## Your task
Give only the number of lines in the data that include the string "screenshot".
(Recorded information begins)
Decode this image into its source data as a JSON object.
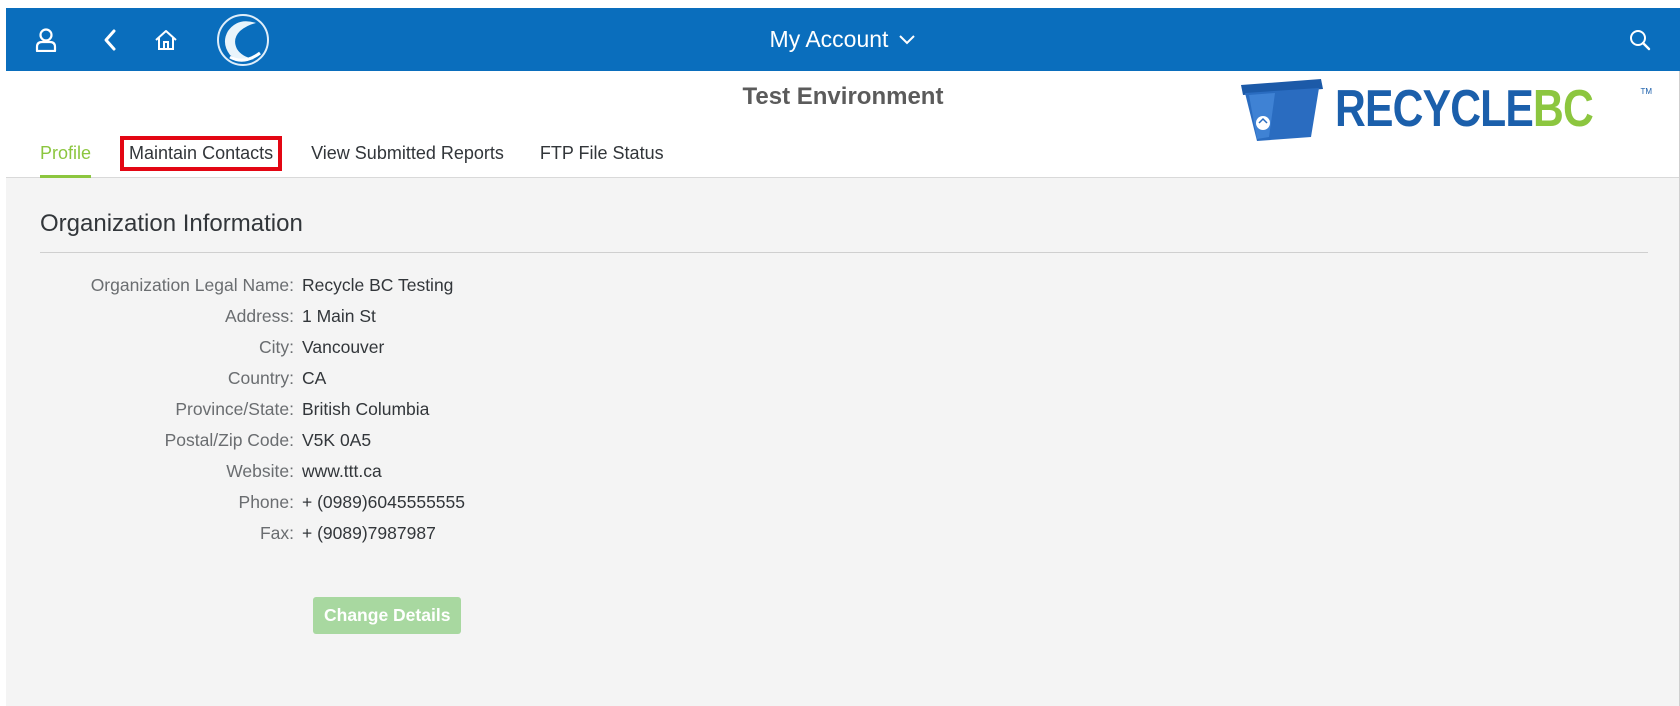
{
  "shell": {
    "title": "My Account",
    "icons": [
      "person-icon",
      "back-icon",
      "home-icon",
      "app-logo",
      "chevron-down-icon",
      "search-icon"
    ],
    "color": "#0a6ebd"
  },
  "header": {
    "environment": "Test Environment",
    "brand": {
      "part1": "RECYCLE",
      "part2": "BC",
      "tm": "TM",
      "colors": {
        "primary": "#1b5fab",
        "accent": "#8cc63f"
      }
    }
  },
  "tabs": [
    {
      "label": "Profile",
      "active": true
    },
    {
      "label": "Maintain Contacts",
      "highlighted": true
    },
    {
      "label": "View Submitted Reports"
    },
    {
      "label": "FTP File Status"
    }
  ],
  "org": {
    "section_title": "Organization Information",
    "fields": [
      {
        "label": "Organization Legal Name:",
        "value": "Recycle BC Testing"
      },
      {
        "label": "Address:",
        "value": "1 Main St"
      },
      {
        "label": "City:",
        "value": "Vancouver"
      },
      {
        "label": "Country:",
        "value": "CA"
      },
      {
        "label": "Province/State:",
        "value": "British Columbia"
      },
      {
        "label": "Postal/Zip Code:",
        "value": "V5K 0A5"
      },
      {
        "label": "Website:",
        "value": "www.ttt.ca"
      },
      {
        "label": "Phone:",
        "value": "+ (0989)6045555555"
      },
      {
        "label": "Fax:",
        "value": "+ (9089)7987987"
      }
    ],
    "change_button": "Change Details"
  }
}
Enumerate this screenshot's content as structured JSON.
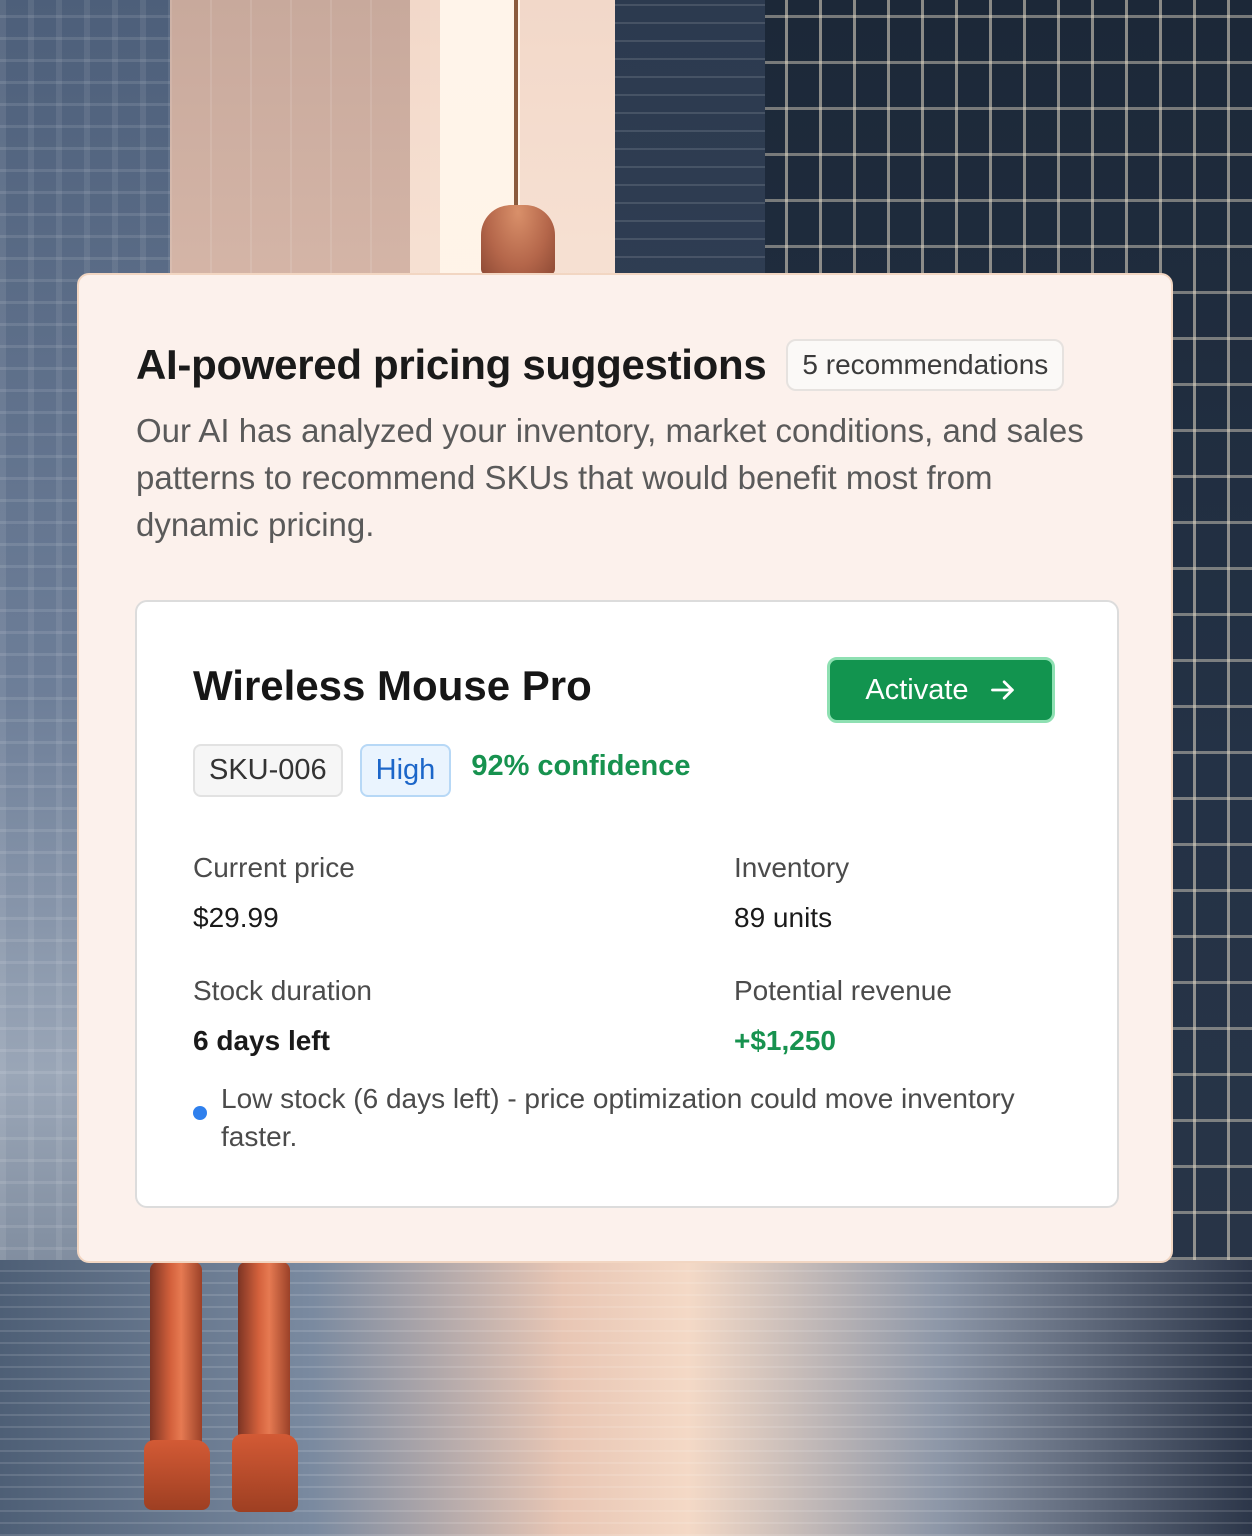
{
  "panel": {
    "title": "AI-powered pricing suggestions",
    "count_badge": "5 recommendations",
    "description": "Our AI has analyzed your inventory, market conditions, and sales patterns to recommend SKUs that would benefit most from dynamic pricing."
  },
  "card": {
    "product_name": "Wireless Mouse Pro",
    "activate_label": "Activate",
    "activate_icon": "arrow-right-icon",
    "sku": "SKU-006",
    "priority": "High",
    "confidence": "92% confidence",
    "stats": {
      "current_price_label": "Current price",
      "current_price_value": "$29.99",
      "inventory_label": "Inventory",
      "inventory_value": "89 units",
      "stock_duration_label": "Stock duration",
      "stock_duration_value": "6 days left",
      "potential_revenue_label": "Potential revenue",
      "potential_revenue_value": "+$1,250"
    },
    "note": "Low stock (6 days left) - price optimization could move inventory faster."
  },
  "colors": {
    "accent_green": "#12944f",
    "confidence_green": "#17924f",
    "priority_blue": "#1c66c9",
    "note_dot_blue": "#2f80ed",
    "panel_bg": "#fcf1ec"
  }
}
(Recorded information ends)
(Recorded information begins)
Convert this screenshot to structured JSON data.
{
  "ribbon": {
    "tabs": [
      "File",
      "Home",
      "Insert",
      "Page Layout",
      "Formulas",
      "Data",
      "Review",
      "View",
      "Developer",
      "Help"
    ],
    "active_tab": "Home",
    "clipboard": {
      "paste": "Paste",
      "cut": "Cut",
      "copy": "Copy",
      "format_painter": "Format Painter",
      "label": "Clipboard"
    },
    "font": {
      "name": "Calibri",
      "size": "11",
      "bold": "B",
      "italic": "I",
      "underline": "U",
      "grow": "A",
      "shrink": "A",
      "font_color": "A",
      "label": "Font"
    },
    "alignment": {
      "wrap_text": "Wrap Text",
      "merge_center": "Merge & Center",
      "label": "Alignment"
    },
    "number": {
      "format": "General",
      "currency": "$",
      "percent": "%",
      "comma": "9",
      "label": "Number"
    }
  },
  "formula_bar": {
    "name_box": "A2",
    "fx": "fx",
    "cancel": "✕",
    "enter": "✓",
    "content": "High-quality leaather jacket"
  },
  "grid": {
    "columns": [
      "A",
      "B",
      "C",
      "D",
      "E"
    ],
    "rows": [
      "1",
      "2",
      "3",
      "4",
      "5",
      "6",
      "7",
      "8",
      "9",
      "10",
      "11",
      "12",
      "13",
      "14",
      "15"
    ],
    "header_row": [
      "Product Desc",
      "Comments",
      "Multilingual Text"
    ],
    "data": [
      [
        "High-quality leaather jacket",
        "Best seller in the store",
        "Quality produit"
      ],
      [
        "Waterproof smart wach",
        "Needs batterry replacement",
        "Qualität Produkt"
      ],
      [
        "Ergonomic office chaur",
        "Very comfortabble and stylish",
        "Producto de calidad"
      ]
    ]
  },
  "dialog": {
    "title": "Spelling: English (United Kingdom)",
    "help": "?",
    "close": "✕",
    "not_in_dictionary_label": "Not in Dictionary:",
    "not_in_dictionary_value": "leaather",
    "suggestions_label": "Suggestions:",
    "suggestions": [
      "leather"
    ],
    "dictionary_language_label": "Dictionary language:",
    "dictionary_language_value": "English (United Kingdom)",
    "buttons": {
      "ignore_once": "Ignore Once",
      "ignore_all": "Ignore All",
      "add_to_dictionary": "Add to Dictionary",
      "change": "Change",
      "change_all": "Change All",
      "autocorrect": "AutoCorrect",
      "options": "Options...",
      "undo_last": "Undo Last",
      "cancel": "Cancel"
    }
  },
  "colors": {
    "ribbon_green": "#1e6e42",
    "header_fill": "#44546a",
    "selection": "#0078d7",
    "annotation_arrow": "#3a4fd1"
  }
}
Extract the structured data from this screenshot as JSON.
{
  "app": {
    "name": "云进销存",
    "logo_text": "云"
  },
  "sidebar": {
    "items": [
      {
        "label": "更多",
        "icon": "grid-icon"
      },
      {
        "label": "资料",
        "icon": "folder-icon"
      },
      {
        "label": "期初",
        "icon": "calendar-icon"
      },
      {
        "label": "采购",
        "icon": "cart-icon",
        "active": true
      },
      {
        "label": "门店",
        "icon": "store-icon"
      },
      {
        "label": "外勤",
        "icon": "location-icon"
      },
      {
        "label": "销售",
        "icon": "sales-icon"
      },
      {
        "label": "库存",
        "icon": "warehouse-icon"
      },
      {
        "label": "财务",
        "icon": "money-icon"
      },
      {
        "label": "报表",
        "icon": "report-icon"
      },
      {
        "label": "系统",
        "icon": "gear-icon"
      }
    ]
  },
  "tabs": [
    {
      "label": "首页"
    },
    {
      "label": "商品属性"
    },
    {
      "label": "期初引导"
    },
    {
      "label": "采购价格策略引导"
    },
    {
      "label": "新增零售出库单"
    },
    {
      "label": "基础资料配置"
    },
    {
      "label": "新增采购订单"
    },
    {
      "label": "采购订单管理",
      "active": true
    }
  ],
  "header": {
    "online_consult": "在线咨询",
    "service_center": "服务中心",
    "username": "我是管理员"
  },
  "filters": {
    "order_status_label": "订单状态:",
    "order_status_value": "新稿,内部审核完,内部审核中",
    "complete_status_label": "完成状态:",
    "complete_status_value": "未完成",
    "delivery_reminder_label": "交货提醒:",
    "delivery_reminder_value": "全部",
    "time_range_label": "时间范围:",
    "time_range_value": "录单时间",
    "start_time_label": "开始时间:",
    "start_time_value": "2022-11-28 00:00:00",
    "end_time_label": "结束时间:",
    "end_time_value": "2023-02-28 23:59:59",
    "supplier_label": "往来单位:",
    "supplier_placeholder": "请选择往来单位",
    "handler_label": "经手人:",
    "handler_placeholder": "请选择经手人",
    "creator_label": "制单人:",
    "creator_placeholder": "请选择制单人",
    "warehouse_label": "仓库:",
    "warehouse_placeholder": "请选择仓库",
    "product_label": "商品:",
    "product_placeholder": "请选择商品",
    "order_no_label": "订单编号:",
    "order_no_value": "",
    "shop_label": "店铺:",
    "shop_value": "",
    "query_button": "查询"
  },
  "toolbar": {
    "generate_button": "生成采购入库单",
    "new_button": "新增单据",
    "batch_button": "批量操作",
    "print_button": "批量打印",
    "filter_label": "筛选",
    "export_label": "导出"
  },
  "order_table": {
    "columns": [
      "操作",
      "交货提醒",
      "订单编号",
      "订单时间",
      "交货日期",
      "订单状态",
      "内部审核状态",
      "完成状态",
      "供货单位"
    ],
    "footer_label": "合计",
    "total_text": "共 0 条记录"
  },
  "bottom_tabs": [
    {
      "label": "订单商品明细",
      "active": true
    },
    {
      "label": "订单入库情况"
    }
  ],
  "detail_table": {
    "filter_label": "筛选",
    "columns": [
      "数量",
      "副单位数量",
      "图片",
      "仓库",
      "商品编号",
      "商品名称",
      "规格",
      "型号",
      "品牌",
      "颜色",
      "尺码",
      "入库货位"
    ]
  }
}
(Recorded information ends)
## Response
3